What can we learn from the Newtown tragedy?
What can I say about the Newtown tragedy that hasn’t already been said? The nation is shocked and stunned with the slaughter of innocent young children. We try to make sense out of this tragedy but can’t. We are left with many questions and those questions may never be answered—all those who might know the answers are dead.
Like the rest of you I have heard countless discussions of the tragedy and a few points stand out to me. The first is that these mass killings are becoming even more frequent and each one is more horrifying than the last. I heard a psychiatrist say that the killings have some similar threads—most are done by society misfits and there have been warning signs. He said this is their way of gaining recognition. Each must be shocking and worse than the ones before to gather that recognition.
Similar threads and contributing factors
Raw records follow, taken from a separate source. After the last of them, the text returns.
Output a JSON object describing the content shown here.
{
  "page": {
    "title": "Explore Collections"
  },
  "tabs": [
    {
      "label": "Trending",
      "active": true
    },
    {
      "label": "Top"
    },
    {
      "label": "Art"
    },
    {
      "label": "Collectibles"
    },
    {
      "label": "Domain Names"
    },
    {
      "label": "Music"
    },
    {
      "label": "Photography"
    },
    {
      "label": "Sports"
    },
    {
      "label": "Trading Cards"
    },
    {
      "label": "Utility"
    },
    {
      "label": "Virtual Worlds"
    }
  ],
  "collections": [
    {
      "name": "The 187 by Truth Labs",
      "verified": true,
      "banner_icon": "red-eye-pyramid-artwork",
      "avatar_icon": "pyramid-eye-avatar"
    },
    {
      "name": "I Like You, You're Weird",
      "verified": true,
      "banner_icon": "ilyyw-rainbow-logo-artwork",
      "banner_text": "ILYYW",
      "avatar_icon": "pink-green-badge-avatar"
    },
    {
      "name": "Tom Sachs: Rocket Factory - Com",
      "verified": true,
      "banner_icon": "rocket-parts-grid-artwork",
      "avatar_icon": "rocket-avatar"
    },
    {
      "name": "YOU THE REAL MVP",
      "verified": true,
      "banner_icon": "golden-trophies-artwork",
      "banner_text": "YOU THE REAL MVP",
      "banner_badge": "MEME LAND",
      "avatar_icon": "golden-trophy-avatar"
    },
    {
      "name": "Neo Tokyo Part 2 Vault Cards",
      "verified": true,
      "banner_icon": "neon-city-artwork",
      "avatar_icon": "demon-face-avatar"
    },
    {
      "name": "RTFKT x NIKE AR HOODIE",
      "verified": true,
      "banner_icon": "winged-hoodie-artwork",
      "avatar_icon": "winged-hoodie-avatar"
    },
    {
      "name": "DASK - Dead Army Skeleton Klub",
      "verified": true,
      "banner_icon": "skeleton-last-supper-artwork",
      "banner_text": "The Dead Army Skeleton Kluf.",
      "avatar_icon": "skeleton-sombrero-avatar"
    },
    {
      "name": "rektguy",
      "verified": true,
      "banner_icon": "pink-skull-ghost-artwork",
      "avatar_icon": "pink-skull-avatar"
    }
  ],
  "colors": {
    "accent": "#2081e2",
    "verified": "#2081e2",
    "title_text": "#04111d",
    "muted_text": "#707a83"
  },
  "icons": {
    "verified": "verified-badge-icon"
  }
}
He said there are several factors driving these killings. One is the constant coverage by the 24 hour news channels. The perpetrator knows he is guaranteed to receive the attention he craves—he will leave his mark on society. Another factor is the dehumanization of our society driven by violent movies, TV shows and video games.
How can we avoid future mass shootings? The most obvious is the debate over gun control. Even conservatives are beginning to say something needs to be done. Yes, we have the Second Amendment right to bear arms but I don’t think anyone has ever said they want to take away all our guns, despite the fears the gun lobbyists from the NRA have tried to create.
I grew up with guns and learned to shoot at an early age. I’m not sure how young I was but I know that before the age of 12 I was hunting and target practicing with a .22 rifle. It was a rite of passage when our father took us hunting for the first time and taught us to respect and shoot a gun.
I believe we should have the right to have weapons and to defend ourselves but do we need assault rifles with the capabilities of firing multiple rounds consecutively? Do we need something of that magnitude to kill a deer?
We need guidelines for the Second Amendment
We need a limitation of the Second Amendment. We also have the right of free speech but we do not have the right to yell “Fire” in a crowded theatre. We cannot incite a riot and cause panic in a public place. The more powerful weapons should be limited to the military and police and kept out of the hands of the ordinary citizen.
The president has started a national conversation of the assault weapon problem. Hopefully, legislation will result that will allow gun ownership but take the powerful weapons off the streets.
Secondly, if the people doing these mass shootings are crying for recognition, then we must find a way to deny them that attention. Once the shooter is identified then we should impose a blackout of referring to that person by name.
Are we dehumanized?
How do we solve the problem of dehumanizing society? If everyone refused to attend violent and gory movies, watch brutal TV shows and refused to buy vicious video games then the problem would solve itself. If there is no demand then it is not profitable to continue producing such material.
We need to look at the mental health system of this country. In some of the cases family members recognized there were problems but were not able to get the proper help and support before their loved one turned to drastic methods.
There are some islands of light beginning to show through this dark time. Some retailers are taking the assault weapons off the shelves. A teacher’s union refused to invest with a company that invests in guns. People across the country are offering their support to the Newtown community, including bringing in therapy dogs to help ease the tensions. Others have sent Christmas trees and fresh wreaths in honor of the victims.
Mr. Rogers said it best
A quote many in the media are turning to at this time of need is one from an old friend. Mr. Rogers was every kid’s friend and teacher and it is appropriate that we should turn to him for guidance during a time of tragedy involving so many children. Mr. Rogers said:
“When I was a boy and I would see scary things in the news, my mother would say to me, ‘Look for the helpers. You will always find people who are helping.’ To this day, especially in times of ‘disaster,’ I remember my mother’s words, and I am always comforted by realizing that there are still so many helpers – so many caring people in this world.” — Mister Rogers
Let us look past this horror and take a cue from the helpers in Newtown. Take time to hug someone, or sit down and listen to what a troubled child is trying to tell you, or give a stranger a smile. You never know how far that smile will go.
And, finally, let us join hands and pray we find a way to stop the insanity.